In our community we strive to prioritize self-care and attentiveness to others. Our faculty and staff take on the role of caring mentors who support students’ physical, social, and emotional well-being. To ensure that our students are learning, we must first ensure that they are healthy.
Research consistently demonstrates that children who are happy and who feel included in their community learn more effectively, so we introduce a foundation of social-emotional learning at an early age. Across both lower divisions, teachers facilitate open sessions in which students anonymously share their anxieties with the class and their peers respond, empathizing and offering solutions. Many teachers also implement a “humble thumbs” policy: instead of raising their hands, students signal their understanding of a subject by flashing a thumbs-up at desk level — a discreet gesture that allows teachers to gauge overall comprehension without giving rise to competition or embarrassment.
Along with our commitment to social-emotional wellness, we embrace differentiated instruction and various approaches to learning. One of the first assignments Lower School students are assigned is “homework homework” — making weekly schedules to track busy days, to identify difficult subject areas, and to reflect on preferred work settings, whether alone or with others, at home, or somewhere else. In a visit to our lower divisions, one might find students wearing noise-canceling headphones to focus on their work or sitting with a small group of classmates in the hallway to collaborate on a project. All of this is intentional and encouraged: “a big part of the transition to middle school is to take ownership of learning,” according to Assistant Principal Faith Hunter, so by the time they enter middle school, our students already understand what strategies allow them to flourish as learners.
Fieldston Outdoors is a six-week summer day camp that allows lower school students to engage with nature. A day might include a hike through the Palisades or a canoe ride down the Piermont Marsh.
Even as our students progress into Upper School, we maintain our focus on ensuring that they take care of themselves. The narrative across the country is that the pressure of standardized tests and college admissions has created an unprecedented amount of stress for high school students, and particularly for juniors and seniors. At ECFS, our college office tries to mitigate that stress by making the application process student-centered and driven by fit. The first question our counselors consider is not how selective a school is, but whether the geography, size, program, and environment match what the student desires. Almost all college-related meetings are conducted face-to-face and one-on-one so that students feel comfortable opening up about questions they may be embarrassed to share with their peers.

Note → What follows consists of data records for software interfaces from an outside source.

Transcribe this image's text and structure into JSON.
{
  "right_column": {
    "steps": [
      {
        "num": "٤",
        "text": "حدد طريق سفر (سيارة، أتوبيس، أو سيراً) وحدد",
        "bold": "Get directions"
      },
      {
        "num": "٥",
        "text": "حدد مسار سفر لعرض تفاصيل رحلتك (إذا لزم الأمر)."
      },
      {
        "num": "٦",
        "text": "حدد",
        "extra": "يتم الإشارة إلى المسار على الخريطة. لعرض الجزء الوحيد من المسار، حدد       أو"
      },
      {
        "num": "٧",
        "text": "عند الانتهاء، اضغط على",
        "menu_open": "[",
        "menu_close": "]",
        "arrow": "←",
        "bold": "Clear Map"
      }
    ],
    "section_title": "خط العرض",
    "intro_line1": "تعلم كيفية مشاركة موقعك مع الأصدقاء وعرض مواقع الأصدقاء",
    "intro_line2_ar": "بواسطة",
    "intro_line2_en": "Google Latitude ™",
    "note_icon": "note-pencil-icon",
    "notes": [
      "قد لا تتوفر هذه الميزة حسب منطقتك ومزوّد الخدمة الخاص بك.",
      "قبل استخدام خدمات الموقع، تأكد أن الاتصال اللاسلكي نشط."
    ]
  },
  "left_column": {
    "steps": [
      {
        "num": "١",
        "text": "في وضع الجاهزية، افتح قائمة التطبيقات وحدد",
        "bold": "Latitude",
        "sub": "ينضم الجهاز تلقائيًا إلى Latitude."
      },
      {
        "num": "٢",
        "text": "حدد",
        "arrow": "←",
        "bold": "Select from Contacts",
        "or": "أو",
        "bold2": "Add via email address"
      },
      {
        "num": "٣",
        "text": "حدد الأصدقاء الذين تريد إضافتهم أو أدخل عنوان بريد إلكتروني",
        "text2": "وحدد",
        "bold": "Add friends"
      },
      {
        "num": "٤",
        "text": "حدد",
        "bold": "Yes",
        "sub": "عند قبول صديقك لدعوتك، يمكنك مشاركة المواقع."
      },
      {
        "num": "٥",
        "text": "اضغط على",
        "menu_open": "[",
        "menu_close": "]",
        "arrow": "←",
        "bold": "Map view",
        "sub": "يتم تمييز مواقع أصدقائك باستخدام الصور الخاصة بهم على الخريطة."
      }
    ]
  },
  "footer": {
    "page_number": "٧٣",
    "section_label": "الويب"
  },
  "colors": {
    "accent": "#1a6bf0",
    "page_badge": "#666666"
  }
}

The mind, of course, operates as part of the body, so a commitment to ensuring our students are healthy socially and emotionally is a commitment to keeping their bodies healthy as well. Our lunch features daily vegan and gluten-free options, including a full salad bar; meals can also be customized to accommodate specific dietary restrictions. Students in all divisions are required to take physical education or an equivalent substitute, such as a sport or dance. Meanwhile, extracurricular athletic options abound. On the court and the field, our Fieldston Eagles thrive and routinely distinguish themselves.
There’s an inherently social aspect to healthiness that we also aim to tap into. Through our Student-to-Student (STS) program, Middle School mentees are paired with Upper School mentors, who coach them twice a week on ethical issues. The program builds a positive social framework for everyone: younger students have peers to look up to as role models, and older students take on the responsibility of student teachers.
In all our work, we are mindful that healthiness is contingent on self-care, self-respect, and a sense of belonging. Not only do we embrace diversity among our students and faculty, but we also build classes and workshops that give voice to marginalized communities. A two-day exploration of the successes and failures of the beauty industry in addressing the needs of women of color, for example, may offer Upper School students the chance to dismantle white-dominant beauty standards. "History of Sexualities in America,” an interdisciplinary seminar that traces the evolution of views toward sex, gender, and sexuality from colonial times to the present, reminds our students that the narratives of women and LGBTQ people are worthy of examination, discussion, and celebration.
The health of our students is foremost in our minds. We work diligently to ensure a safe physical environment, to attend to social and emotional health, and to offer a robust athletic program and wholesome dining options as well as abundant support networks. Students regularly practice habits that foster self-care and that help them become better learners, friends, and partners.